### YOUR OBJECTIVE
Without the pictures, print each of the records below exactly as it appears.

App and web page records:
▬▬▬▬▬▬
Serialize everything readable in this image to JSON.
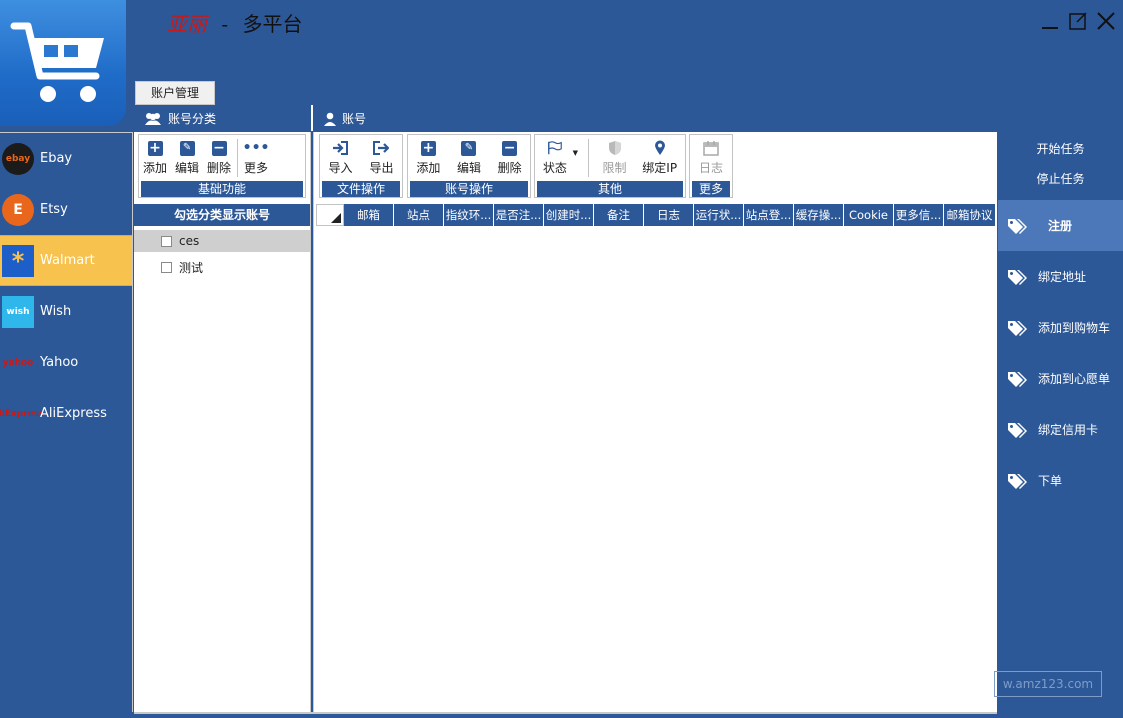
{
  "app": {
    "brand": "亚丽",
    "separator": "-",
    "title": "多平台",
    "tab_label": "账户管理"
  },
  "sections": {
    "category_title": "账号分类",
    "account_title": "账号"
  },
  "platforms": [
    {
      "label": "Ebay",
      "logo_text": "ebay",
      "logo_color": "#1b1b1b"
    },
    {
      "label": "Etsy",
      "logo_text": "E",
      "logo_color": "#e8671c"
    },
    {
      "label": "Walmart",
      "logo_text": "*",
      "logo_color": "#1e5ec8"
    },
    {
      "label": "Wish",
      "logo_text": "wish",
      "logo_color": "#2fb7ec"
    },
    {
      "label": "Yahoo",
      "logo_text": "yahoo",
      "logo_color": "#c81919"
    },
    {
      "label": "AliExpress",
      "logo_text": "AliExpress",
      "logo_color": "#c81919"
    }
  ],
  "active_platform": "Walmart",
  "category_toolbar": {
    "buttons": [
      "添加",
      "编辑",
      "删除",
      "更多"
    ],
    "caption": "基础功能"
  },
  "category_list": {
    "header": "勾选分类显示账号",
    "items": [
      "ces",
      "测试"
    ]
  },
  "account_toolbar": {
    "file_ops": {
      "buttons": [
        "导入",
        "导出"
      ],
      "caption": "文件操作"
    },
    "account_ops": {
      "buttons": [
        "添加",
        "编辑",
        "删除"
      ],
      "caption": "账号操作"
    },
    "other": {
      "buttons": [
        "状态",
        "限制",
        "绑定IP"
      ],
      "caption": "其他"
    },
    "more": {
      "buttons": [
        "日志"
      ],
      "caption": "更多"
    }
  },
  "grid_columns": [
    "邮箱",
    "站点",
    "指纹环...",
    "是否注...",
    "创建时...",
    "备注",
    "日志",
    "运行状...",
    "站点登...",
    "缓存操...",
    "Cookie",
    "更多信...",
    "邮箱协议"
  ],
  "tasks": {
    "start": "开始任务",
    "stop": "停止任务",
    "items": [
      "注册",
      "绑定地址",
      "添加到购物车",
      "添加到心愿单",
      "绑定信用卡",
      "下单"
    ]
  },
  "watermark": "w.amz123.com",
  "colors": {
    "primary": "#2d5898",
    "active_platform": "#f7c24d",
    "active_task": "#4c77b8"
  }
}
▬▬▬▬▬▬
### RESPONSE TO THE EXERCISE
Serialize everything readable in this image to JSON.
{
  "app": {
    "brand": "亚丽",
    "separator": "-",
    "title": "多平台",
    "tab_label": "账户管理"
  },
  "sections": {
    "category_title": "账号分类",
    "account_title": "账号"
  },
  "platforms": [
    {
      "label": "Ebay",
      "logo_text": "ebay",
      "logo_color": "#1b1b1b"
    },
    {
      "label": "Etsy",
      "logo_text": "E",
      "logo_color": "#e8671c"
    },
    {
      "label": "Walmart",
      "logo_text": "*",
      "logo_color": "#1e5ec8"
    },
    {
      "label": "Wish",
      "logo_text": "wish",
      "logo_color": "#2fb7ec"
    },
    {
      "label": "Yahoo",
      "logo_text": "yahoo",
      "logo_color": "#c81919"
    },
    {
      "label": "AliExpress",
      "logo_text": "AliExpress",
      "logo_color": "#c81919"
    }
  ],
  "active_platform": "Walmart",
  "category_toolbar": {
    "buttons": [
      "添加",
      "编辑",
      "删除",
      "更多"
    ],
    "caption": "基础功能"
  },
  "category_list": {
    "header": "勾选分类显示账号",
    "items": [
      "ces",
      "测试"
    ]
  },
  "account_toolbar": {
    "file_ops": {
      "buttons": [
        "导入",
        "导出"
      ],
      "caption": "文件操作"
    },
    "account_ops": {
      "buttons": [
        "添加",
        "编辑",
        "删除"
      ],
      "caption": "账号操作"
    },
    "other": {
      "buttons": [
        "状态",
        "限制",
        "绑定IP"
      ],
      "caption": "其他"
    },
    "more": {
      "buttons": [
        "日志"
      ],
      "caption": "更多"
    }
  },
  "grid_columns": [
    "邮箱",
    "站点",
    "指纹环...",
    "是否注...",
    "创建时...",
    "备注",
    "日志",
    "运行状...",
    "站点登...",
    "缓存操...",
    "Cookie",
    "更多信...",
    "邮箱协议"
  ],
  "tasks": {
    "start": "开始任务",
    "stop": "停止任务",
    "items": [
      "注册",
      "绑定地址",
      "添加到购物车",
      "添加到心愿单",
      "绑定信用卡",
      "下单"
    ]
  },
  "watermark": "w.amz123.com",
  "colors": {
    "primary": "#2d5898",
    "active_platform": "#f7c24d",
    "active_task": "#4c77b8"
  }
}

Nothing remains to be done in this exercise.